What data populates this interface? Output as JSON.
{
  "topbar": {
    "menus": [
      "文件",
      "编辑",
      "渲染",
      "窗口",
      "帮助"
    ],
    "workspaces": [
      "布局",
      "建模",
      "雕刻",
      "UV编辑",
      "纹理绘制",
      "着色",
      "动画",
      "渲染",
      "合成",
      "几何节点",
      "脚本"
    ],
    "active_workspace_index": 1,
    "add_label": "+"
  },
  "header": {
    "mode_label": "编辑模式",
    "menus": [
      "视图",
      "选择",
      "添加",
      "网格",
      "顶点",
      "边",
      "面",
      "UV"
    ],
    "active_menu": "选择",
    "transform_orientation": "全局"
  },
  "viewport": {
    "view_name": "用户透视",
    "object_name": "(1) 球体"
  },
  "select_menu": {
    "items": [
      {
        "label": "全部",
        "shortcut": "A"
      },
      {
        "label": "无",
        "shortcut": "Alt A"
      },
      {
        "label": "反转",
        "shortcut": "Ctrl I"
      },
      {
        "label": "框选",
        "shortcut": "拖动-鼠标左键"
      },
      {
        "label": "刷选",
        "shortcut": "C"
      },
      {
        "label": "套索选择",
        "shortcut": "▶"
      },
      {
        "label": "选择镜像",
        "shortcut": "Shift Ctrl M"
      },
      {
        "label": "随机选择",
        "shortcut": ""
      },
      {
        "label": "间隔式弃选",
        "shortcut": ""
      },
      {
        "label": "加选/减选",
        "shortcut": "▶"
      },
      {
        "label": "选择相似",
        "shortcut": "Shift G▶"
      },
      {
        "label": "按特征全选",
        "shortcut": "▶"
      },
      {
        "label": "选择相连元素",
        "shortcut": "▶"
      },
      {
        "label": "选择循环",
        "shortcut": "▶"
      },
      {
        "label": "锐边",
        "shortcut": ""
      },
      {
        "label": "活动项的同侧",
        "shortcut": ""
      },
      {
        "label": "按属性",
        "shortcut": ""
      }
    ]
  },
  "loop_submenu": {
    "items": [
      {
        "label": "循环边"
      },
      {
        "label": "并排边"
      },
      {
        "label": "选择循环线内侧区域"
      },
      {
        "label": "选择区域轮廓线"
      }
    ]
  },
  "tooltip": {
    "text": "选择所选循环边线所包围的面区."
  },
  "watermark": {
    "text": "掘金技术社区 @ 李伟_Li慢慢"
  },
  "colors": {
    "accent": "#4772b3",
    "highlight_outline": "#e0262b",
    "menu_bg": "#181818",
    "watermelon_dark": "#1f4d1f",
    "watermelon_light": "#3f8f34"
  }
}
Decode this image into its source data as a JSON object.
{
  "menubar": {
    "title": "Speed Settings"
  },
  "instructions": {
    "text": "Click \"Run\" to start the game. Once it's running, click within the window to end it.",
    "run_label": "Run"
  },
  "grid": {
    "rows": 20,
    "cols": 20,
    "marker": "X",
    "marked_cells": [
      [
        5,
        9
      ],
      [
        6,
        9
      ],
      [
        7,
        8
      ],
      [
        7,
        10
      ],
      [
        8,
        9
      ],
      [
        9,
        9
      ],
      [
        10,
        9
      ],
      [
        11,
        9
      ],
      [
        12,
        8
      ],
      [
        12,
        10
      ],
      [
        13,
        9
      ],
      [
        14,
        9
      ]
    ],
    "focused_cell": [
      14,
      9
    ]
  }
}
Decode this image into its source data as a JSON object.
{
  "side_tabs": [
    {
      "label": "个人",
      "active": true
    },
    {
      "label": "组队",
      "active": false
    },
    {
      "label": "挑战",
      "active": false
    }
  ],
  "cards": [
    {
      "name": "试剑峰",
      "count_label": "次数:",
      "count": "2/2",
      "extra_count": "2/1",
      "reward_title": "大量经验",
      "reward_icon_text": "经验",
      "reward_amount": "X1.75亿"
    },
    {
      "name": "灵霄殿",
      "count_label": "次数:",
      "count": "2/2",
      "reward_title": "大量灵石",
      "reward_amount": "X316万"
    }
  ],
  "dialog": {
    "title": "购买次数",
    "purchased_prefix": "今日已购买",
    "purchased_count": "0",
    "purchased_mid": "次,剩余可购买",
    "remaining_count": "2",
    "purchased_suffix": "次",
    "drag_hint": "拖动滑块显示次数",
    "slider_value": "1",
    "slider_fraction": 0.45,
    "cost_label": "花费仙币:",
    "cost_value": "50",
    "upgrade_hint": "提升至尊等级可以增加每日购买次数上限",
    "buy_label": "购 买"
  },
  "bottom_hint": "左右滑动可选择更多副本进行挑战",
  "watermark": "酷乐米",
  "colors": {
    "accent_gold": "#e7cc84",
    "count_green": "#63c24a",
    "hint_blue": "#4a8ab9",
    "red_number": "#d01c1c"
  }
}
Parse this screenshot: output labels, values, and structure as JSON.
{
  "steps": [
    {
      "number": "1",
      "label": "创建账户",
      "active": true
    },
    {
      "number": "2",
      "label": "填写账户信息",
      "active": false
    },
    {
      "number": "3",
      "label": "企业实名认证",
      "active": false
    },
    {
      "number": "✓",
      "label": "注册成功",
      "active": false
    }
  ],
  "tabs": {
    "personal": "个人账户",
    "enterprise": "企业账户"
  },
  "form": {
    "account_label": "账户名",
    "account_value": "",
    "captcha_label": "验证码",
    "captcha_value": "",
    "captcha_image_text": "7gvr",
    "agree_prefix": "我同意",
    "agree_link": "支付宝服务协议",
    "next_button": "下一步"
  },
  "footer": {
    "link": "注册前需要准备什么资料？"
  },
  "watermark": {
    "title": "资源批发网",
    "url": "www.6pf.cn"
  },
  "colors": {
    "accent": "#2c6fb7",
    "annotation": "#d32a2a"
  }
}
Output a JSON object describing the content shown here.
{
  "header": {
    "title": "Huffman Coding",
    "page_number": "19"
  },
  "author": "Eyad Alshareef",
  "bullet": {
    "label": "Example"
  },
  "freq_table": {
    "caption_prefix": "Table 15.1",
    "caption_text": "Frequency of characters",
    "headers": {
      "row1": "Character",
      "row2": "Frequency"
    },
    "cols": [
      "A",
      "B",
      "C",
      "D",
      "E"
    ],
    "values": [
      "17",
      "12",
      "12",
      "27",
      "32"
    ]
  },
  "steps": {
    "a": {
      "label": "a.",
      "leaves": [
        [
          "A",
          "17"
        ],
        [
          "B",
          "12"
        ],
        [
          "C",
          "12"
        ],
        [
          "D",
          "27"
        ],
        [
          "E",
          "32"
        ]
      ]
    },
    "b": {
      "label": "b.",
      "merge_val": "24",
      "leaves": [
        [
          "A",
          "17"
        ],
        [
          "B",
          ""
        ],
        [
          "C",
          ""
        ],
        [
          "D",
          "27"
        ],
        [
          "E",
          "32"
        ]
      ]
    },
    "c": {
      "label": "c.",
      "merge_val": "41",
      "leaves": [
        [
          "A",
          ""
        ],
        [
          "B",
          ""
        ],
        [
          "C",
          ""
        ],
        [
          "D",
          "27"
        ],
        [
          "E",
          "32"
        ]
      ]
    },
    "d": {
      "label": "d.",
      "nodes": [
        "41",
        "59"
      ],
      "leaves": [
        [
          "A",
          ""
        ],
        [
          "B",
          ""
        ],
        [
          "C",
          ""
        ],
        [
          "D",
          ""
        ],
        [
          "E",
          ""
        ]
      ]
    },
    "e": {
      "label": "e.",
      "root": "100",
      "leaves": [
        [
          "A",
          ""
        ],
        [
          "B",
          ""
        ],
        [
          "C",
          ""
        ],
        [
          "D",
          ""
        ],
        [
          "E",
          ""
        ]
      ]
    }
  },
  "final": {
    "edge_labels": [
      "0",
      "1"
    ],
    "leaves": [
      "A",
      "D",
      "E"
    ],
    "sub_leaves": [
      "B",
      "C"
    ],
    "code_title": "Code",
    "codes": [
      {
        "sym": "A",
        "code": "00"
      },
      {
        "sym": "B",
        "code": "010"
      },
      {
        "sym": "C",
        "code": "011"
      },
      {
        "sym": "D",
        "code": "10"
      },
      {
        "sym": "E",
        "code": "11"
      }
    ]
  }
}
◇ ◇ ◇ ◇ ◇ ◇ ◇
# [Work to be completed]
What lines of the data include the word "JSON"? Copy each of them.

# [Answer box]
What data populates this interface? Output as JSON.
Decode this image into its source data as a JSON object.
Decode this image into its source data as a JSON object.
Parse this screenshot: output labels, values, and structure as JSON.
Output a JSON object describing the content shown here.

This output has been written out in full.